### REQUIRED ACTION
In the entries that follow, how many lines contain "releases"? Answer with the number only.

(Data records for software interfaces)
━━━━━━━━━━━━━━━━

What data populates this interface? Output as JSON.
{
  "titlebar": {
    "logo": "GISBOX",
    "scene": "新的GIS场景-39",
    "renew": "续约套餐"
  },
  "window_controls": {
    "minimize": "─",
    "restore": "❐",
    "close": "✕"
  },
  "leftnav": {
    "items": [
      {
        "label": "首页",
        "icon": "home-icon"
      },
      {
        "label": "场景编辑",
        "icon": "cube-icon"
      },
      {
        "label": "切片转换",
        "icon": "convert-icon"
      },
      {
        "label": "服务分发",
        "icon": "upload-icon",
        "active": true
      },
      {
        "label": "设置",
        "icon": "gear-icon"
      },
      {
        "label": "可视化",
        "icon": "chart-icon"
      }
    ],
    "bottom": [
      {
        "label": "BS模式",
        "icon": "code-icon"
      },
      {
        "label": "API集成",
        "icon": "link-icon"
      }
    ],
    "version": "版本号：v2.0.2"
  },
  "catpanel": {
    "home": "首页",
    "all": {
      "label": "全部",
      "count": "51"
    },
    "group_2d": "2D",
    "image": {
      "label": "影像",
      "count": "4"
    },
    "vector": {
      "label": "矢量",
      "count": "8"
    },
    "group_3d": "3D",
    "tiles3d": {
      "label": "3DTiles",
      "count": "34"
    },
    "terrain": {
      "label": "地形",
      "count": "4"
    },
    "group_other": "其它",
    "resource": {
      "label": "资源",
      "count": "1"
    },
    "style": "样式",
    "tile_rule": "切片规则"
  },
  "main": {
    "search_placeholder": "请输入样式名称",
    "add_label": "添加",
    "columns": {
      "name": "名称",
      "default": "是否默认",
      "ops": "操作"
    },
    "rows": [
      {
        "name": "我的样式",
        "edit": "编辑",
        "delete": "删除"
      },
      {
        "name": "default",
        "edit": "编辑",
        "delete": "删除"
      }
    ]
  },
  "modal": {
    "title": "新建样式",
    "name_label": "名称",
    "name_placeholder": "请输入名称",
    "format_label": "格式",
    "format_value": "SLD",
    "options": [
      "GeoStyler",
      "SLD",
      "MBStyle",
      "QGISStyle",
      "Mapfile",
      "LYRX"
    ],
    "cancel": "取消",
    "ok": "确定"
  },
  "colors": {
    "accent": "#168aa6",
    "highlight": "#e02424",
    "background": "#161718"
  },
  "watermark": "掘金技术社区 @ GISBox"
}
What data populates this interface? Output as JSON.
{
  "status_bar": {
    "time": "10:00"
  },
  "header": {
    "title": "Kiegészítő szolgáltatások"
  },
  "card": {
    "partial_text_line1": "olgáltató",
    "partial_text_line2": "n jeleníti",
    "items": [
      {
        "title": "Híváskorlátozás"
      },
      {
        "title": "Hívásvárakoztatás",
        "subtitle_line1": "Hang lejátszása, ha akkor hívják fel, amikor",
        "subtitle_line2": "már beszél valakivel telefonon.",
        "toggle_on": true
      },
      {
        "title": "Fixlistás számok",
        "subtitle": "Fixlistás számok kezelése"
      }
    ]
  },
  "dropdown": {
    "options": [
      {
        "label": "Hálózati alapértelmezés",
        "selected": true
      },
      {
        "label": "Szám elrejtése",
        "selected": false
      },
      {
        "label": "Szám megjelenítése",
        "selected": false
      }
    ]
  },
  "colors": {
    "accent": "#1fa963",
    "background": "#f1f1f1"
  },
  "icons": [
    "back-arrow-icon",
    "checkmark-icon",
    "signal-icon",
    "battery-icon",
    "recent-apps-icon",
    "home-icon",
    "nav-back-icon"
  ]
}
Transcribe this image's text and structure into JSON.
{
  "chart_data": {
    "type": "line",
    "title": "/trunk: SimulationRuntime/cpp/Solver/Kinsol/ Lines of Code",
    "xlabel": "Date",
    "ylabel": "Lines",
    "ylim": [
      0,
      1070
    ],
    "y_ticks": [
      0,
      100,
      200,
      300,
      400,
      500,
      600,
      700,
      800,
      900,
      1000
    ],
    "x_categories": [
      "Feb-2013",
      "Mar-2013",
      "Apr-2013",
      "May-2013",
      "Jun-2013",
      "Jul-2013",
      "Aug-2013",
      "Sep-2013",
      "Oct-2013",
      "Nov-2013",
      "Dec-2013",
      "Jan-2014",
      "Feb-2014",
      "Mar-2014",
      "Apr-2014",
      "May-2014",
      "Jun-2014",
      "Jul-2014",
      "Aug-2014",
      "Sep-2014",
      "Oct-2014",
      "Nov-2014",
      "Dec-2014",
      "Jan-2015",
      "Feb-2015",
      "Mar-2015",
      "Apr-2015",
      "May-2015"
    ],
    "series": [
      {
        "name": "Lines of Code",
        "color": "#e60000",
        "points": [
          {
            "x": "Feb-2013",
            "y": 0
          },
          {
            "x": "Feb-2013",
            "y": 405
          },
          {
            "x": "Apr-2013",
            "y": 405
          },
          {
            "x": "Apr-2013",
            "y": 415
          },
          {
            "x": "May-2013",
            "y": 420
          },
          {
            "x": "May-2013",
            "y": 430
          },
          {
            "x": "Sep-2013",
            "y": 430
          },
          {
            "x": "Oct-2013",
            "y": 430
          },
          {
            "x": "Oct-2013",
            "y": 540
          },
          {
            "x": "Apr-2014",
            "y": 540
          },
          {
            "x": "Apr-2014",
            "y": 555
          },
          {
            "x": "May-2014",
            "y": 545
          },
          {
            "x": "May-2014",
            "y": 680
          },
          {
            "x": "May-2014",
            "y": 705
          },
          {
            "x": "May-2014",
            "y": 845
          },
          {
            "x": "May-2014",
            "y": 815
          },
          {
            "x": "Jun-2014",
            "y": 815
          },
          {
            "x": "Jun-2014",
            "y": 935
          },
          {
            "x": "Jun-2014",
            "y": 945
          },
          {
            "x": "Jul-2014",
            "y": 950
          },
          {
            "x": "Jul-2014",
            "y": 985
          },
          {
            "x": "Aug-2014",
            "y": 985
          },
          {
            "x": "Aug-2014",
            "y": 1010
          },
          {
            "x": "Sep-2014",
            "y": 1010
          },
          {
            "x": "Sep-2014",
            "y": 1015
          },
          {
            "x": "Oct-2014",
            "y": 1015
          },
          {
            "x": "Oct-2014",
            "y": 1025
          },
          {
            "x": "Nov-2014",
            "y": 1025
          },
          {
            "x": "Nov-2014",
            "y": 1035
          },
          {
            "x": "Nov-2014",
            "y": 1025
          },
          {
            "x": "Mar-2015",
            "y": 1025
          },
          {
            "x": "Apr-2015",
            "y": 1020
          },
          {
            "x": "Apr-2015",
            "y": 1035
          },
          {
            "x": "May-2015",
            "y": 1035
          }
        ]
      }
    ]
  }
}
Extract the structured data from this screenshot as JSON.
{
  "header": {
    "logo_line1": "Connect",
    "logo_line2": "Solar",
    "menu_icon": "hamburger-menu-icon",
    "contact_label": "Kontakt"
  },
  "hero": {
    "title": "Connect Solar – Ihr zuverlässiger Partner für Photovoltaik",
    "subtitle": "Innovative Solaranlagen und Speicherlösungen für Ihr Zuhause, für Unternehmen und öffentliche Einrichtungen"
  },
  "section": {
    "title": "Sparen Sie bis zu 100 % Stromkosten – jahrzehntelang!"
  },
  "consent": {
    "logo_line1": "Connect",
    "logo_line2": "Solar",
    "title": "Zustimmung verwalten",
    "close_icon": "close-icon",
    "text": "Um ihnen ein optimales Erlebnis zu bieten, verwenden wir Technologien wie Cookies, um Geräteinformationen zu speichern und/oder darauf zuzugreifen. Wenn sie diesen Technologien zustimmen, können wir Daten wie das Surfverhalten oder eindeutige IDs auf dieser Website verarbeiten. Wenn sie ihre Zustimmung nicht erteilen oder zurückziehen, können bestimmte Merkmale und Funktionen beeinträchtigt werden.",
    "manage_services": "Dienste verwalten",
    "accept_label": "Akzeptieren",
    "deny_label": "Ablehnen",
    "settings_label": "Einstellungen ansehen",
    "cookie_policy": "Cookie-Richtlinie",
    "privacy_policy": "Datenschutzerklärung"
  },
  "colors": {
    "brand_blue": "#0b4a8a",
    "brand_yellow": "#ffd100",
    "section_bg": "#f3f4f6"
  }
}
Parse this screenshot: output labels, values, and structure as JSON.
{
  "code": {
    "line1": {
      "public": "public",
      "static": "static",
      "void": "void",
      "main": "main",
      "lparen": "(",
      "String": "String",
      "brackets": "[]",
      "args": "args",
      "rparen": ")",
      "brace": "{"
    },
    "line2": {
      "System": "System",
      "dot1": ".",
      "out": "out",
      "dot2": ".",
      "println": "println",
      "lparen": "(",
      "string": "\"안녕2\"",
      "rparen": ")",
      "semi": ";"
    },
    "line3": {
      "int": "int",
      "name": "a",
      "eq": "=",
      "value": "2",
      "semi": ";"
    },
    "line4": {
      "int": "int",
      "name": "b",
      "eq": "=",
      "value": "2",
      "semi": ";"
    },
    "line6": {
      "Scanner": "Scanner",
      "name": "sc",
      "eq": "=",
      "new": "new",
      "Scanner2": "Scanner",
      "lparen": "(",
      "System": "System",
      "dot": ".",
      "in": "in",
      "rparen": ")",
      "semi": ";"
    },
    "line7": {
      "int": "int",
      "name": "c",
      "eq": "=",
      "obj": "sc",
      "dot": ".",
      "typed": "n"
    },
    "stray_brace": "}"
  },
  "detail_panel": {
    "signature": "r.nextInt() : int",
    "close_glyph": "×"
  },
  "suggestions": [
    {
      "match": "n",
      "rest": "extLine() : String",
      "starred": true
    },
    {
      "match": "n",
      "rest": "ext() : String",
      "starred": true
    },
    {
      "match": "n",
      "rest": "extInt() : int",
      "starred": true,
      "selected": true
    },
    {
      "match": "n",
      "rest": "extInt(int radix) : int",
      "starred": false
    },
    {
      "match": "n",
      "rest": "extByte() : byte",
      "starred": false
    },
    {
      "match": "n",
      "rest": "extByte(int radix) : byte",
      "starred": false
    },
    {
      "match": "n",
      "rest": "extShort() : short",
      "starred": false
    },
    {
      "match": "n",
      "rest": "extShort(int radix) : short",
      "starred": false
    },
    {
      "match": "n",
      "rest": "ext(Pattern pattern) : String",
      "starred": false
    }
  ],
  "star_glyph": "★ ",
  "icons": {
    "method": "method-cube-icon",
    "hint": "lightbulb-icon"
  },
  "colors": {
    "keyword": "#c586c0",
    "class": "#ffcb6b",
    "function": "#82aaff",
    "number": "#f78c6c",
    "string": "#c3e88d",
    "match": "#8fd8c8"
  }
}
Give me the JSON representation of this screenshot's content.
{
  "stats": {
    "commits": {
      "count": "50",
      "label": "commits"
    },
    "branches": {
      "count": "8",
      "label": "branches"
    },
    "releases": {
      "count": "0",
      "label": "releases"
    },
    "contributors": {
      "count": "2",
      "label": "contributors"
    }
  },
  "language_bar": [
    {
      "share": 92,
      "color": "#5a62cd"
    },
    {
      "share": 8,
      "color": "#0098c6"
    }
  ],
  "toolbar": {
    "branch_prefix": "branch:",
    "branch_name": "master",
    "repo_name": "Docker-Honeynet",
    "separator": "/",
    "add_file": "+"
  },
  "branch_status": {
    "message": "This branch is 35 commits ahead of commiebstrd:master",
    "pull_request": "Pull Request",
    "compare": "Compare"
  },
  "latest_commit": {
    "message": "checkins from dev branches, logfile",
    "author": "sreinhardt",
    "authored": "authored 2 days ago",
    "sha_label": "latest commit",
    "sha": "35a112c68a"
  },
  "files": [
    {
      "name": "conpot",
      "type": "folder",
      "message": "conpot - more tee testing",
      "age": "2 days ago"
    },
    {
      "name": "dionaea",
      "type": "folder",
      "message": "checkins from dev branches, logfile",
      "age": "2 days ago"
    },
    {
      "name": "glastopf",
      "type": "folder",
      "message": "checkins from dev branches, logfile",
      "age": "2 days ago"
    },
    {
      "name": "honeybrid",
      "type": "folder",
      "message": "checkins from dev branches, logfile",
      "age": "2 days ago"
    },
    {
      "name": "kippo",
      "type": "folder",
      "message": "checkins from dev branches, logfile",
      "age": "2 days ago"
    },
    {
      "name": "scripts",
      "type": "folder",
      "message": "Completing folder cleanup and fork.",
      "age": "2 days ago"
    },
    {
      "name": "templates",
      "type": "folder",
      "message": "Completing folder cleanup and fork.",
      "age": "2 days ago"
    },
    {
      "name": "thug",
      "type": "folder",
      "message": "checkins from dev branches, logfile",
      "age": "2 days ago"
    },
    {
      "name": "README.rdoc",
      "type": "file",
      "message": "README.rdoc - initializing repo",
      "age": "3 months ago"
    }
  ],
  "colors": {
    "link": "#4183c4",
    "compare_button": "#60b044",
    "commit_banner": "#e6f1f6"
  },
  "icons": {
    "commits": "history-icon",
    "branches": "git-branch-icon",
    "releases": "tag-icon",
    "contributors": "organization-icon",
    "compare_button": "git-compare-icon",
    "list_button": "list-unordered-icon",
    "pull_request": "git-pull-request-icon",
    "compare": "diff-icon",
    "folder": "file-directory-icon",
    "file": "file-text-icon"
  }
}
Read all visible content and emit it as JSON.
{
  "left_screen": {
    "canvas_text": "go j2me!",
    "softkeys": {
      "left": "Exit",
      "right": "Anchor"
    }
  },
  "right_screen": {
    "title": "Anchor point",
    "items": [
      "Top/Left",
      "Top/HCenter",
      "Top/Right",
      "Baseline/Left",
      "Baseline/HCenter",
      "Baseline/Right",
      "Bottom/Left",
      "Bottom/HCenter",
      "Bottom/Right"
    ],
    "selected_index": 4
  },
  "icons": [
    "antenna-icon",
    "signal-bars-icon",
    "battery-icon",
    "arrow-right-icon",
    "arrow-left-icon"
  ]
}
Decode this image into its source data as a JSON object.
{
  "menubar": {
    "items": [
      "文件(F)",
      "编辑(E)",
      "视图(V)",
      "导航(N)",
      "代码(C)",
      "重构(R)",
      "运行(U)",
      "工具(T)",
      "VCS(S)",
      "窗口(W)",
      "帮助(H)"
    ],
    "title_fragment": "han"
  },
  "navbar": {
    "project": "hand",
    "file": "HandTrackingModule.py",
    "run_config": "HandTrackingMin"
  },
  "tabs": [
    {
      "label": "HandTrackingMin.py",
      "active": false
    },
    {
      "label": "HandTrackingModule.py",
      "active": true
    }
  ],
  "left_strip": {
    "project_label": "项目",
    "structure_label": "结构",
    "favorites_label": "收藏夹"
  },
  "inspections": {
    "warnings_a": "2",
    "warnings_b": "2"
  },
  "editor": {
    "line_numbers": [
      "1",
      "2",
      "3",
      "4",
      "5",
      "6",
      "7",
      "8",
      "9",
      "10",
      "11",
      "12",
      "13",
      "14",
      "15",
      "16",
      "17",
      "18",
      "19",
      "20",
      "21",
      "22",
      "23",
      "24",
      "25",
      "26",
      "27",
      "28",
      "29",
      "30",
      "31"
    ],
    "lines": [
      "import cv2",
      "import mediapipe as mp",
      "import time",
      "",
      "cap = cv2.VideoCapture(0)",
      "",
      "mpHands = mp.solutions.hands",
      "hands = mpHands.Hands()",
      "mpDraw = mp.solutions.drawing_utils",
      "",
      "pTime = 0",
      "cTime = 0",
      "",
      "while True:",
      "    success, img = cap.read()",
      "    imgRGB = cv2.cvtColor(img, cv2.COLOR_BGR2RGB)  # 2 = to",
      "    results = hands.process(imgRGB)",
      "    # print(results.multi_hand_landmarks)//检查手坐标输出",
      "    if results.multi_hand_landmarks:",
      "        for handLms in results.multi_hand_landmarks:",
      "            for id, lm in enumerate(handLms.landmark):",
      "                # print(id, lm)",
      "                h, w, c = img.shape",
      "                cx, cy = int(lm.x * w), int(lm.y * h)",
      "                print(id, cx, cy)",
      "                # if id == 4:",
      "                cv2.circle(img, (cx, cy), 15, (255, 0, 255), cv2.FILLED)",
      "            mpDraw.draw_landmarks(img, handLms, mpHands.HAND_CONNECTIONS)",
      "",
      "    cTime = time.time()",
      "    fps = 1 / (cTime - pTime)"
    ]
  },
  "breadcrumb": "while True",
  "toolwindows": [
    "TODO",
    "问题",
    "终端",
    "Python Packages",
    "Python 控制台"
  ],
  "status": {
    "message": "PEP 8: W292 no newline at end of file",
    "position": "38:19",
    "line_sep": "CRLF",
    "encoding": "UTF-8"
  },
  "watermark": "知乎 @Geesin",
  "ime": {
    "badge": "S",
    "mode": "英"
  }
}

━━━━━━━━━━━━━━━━

### RESPONSE AREA
3